(Extracted data entries)
========================
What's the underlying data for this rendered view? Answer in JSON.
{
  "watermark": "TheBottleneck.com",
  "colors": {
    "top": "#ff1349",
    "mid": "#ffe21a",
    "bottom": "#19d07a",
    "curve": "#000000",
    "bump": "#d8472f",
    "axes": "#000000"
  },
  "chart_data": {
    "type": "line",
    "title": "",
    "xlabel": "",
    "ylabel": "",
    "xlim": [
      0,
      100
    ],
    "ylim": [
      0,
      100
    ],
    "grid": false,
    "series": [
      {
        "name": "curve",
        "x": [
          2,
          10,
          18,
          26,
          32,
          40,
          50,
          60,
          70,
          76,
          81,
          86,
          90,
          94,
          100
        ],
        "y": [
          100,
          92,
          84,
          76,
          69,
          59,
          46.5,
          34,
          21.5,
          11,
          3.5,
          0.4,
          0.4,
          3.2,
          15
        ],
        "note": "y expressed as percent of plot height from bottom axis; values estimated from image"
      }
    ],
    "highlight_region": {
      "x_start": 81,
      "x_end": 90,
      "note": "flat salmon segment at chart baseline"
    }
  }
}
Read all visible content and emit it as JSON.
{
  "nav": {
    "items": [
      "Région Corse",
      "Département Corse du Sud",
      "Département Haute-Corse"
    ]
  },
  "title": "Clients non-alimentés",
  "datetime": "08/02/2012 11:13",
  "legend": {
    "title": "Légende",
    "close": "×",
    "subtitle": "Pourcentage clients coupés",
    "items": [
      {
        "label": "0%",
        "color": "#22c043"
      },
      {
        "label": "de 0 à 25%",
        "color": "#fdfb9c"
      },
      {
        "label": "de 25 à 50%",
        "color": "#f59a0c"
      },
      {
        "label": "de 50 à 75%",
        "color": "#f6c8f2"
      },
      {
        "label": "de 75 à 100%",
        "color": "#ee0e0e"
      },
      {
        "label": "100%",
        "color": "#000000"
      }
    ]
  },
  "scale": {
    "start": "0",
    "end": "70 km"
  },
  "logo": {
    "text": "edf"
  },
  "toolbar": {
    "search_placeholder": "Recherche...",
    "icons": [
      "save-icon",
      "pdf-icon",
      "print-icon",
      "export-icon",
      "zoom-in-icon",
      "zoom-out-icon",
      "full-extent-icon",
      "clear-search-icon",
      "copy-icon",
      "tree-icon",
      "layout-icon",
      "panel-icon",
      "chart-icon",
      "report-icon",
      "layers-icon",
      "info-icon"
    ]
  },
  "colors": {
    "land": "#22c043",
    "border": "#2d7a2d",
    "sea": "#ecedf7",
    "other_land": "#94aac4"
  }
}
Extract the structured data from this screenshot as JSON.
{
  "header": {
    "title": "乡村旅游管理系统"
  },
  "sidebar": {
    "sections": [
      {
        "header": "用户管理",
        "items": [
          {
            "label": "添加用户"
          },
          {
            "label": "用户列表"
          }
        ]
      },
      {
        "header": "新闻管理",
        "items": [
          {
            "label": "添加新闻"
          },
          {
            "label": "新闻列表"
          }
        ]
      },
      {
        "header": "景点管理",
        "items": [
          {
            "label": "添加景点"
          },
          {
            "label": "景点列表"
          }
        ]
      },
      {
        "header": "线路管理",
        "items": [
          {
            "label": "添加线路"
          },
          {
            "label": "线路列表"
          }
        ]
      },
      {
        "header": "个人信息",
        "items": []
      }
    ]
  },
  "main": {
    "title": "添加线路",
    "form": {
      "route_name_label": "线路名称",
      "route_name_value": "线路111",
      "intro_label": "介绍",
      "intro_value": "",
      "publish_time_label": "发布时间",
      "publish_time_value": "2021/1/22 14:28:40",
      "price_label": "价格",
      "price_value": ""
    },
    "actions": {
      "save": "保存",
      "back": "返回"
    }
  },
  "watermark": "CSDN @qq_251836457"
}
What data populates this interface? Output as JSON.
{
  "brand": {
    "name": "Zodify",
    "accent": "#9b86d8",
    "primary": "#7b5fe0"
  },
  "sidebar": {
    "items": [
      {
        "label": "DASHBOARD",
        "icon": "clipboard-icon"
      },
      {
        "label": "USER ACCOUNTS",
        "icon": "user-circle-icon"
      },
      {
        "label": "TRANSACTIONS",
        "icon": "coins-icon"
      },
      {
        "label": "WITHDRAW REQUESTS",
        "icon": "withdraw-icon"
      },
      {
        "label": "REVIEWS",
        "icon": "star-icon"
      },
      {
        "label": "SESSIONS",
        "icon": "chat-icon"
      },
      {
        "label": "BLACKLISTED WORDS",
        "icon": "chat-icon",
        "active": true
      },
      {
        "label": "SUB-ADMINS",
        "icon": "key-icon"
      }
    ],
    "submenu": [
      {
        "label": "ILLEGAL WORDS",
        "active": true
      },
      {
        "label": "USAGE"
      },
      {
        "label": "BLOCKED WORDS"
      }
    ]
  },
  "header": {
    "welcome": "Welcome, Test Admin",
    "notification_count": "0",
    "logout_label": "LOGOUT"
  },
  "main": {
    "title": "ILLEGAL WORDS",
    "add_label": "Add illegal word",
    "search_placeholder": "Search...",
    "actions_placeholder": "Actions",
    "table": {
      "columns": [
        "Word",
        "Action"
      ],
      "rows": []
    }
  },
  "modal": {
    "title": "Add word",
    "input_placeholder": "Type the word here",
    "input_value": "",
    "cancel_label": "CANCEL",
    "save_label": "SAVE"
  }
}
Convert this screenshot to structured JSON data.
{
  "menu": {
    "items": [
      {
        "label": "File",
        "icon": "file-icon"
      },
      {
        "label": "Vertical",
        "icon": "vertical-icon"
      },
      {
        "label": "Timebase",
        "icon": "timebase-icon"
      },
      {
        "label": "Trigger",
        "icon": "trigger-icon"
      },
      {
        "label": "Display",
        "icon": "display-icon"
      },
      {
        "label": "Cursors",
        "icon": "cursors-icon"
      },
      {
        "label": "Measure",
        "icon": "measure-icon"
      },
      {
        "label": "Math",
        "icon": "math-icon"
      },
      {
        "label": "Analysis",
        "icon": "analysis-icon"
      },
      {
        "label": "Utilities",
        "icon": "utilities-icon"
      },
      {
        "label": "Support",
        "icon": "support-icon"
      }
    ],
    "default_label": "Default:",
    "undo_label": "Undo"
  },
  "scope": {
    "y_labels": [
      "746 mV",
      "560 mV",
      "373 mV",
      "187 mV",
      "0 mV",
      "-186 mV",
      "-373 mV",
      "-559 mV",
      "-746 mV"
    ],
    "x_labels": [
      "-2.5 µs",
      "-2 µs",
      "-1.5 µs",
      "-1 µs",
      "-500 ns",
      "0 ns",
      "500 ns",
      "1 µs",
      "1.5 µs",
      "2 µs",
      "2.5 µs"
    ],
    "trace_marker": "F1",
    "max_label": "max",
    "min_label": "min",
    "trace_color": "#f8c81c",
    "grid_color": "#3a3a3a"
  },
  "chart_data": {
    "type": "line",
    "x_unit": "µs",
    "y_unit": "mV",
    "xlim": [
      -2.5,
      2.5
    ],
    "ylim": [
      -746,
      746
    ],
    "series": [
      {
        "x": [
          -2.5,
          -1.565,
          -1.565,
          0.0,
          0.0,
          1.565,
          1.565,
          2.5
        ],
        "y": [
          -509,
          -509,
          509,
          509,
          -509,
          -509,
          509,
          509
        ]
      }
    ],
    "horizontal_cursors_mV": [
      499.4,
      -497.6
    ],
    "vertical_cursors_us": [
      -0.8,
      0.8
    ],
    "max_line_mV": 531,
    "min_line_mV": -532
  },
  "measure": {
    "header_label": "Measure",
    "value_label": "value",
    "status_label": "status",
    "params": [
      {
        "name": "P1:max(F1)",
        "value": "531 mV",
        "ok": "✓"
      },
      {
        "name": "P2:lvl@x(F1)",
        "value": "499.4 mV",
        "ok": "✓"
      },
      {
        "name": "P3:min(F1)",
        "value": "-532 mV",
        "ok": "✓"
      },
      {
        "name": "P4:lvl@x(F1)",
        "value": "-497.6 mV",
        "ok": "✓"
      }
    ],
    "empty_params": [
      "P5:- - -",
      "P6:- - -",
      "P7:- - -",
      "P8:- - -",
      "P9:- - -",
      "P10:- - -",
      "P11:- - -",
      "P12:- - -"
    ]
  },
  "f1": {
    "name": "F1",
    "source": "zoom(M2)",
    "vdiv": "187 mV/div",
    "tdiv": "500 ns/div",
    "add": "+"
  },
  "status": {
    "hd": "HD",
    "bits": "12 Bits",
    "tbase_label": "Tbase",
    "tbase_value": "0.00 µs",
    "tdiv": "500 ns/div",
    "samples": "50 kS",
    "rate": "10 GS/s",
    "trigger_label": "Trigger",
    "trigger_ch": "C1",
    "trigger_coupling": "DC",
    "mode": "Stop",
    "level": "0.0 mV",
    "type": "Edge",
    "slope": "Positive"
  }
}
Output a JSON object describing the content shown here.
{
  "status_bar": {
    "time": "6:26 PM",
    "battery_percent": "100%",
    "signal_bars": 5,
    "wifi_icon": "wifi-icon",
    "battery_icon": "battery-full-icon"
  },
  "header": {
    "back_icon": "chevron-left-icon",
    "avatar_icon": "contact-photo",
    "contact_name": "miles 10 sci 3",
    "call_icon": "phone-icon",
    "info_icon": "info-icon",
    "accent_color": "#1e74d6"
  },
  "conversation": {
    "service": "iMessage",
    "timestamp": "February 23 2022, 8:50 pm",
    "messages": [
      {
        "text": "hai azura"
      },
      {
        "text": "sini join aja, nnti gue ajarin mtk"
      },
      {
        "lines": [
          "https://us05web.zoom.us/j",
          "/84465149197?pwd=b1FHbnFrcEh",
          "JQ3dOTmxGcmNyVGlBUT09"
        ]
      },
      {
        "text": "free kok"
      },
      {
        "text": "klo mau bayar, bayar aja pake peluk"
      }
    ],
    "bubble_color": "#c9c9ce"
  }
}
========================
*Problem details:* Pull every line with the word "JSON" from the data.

*Solution to this problem:*
What's the underlying data for this rendered view? Answer in JSON.
Read all visible content and emit it as JSON.
Extract the structured data from this screenshot as JSON.
What data populates this interface? Output as JSON.
Convert this screenshot to structured JSON data.
Output a JSON object describing the content shown here.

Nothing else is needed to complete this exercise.